### [How to complete this task]
Return each line of the records below that contains the word "comment".

[Collected data entries]
***

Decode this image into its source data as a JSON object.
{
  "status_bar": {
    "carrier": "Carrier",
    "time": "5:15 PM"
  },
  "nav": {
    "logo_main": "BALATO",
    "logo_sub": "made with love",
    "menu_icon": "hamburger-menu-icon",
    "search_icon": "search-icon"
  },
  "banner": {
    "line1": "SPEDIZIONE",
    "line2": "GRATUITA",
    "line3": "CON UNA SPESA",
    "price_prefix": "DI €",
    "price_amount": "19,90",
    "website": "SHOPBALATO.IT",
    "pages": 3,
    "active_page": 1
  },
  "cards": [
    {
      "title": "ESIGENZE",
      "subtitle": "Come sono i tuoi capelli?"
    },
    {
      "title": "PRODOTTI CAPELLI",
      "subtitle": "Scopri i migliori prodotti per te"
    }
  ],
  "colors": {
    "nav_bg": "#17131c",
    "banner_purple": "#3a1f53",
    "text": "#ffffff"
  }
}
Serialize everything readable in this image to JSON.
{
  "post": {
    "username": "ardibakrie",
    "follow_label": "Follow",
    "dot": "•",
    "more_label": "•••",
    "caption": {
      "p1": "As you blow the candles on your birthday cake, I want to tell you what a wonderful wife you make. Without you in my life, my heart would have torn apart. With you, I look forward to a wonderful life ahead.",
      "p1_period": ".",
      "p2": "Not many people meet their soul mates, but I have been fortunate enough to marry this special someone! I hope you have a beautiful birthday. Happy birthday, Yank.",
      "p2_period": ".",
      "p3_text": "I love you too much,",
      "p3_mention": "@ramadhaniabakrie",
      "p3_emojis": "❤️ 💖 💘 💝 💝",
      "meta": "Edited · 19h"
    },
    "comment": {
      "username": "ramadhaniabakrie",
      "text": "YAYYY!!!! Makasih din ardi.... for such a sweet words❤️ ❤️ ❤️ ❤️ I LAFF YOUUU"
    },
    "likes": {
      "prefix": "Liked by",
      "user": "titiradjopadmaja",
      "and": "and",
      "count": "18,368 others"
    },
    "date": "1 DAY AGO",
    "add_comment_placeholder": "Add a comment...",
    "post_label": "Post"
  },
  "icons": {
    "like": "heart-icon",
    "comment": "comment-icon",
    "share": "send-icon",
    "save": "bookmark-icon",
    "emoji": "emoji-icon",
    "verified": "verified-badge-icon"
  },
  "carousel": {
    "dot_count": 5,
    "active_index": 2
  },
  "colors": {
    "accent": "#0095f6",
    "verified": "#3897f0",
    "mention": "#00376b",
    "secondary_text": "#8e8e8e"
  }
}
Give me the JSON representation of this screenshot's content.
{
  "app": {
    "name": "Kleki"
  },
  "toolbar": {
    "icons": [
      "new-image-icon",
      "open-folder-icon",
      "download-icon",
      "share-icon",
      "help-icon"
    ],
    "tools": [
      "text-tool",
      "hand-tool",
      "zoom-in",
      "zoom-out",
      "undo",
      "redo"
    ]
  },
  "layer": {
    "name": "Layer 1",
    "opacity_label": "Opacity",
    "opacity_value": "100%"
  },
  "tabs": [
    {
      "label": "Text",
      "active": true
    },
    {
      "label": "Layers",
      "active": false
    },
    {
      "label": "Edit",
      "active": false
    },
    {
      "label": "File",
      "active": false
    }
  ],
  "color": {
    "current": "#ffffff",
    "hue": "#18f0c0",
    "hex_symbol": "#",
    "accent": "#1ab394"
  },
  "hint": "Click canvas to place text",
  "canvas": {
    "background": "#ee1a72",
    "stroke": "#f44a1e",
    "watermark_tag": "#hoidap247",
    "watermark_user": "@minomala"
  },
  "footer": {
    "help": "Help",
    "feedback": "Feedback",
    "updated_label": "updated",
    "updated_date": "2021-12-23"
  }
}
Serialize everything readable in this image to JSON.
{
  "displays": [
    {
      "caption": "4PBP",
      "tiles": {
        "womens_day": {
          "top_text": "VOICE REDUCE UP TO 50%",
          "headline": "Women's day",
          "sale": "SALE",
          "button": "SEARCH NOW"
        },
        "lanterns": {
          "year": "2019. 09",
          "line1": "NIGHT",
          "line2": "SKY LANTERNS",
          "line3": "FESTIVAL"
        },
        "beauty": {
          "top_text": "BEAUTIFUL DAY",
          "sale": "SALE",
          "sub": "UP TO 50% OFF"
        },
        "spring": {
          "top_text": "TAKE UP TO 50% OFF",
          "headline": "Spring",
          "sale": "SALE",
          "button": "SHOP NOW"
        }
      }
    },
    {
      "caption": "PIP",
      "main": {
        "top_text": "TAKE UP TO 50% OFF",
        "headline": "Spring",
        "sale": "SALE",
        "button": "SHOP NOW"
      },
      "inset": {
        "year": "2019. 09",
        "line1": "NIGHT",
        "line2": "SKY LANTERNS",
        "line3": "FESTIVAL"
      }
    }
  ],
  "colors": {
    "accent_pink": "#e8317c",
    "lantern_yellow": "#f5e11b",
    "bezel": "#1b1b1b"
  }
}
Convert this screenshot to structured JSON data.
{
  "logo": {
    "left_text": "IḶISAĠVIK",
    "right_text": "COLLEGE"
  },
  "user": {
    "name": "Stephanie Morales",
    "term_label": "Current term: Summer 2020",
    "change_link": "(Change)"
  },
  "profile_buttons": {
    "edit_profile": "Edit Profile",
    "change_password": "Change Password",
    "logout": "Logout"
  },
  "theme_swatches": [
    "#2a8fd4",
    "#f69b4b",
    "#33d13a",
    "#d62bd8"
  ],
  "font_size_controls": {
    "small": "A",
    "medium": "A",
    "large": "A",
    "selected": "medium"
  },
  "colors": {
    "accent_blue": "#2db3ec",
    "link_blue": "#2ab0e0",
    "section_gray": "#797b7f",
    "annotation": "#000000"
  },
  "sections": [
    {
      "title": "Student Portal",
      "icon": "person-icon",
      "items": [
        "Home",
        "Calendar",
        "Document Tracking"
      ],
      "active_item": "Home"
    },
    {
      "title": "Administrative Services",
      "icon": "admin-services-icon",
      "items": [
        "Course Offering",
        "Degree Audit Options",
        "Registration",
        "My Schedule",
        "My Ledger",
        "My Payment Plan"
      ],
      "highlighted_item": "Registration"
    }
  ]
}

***

### [Answer to this exercise]
    "comment": {
    "add_comment_placeholder": "Add a comment...",
    "comment": "comment-icon",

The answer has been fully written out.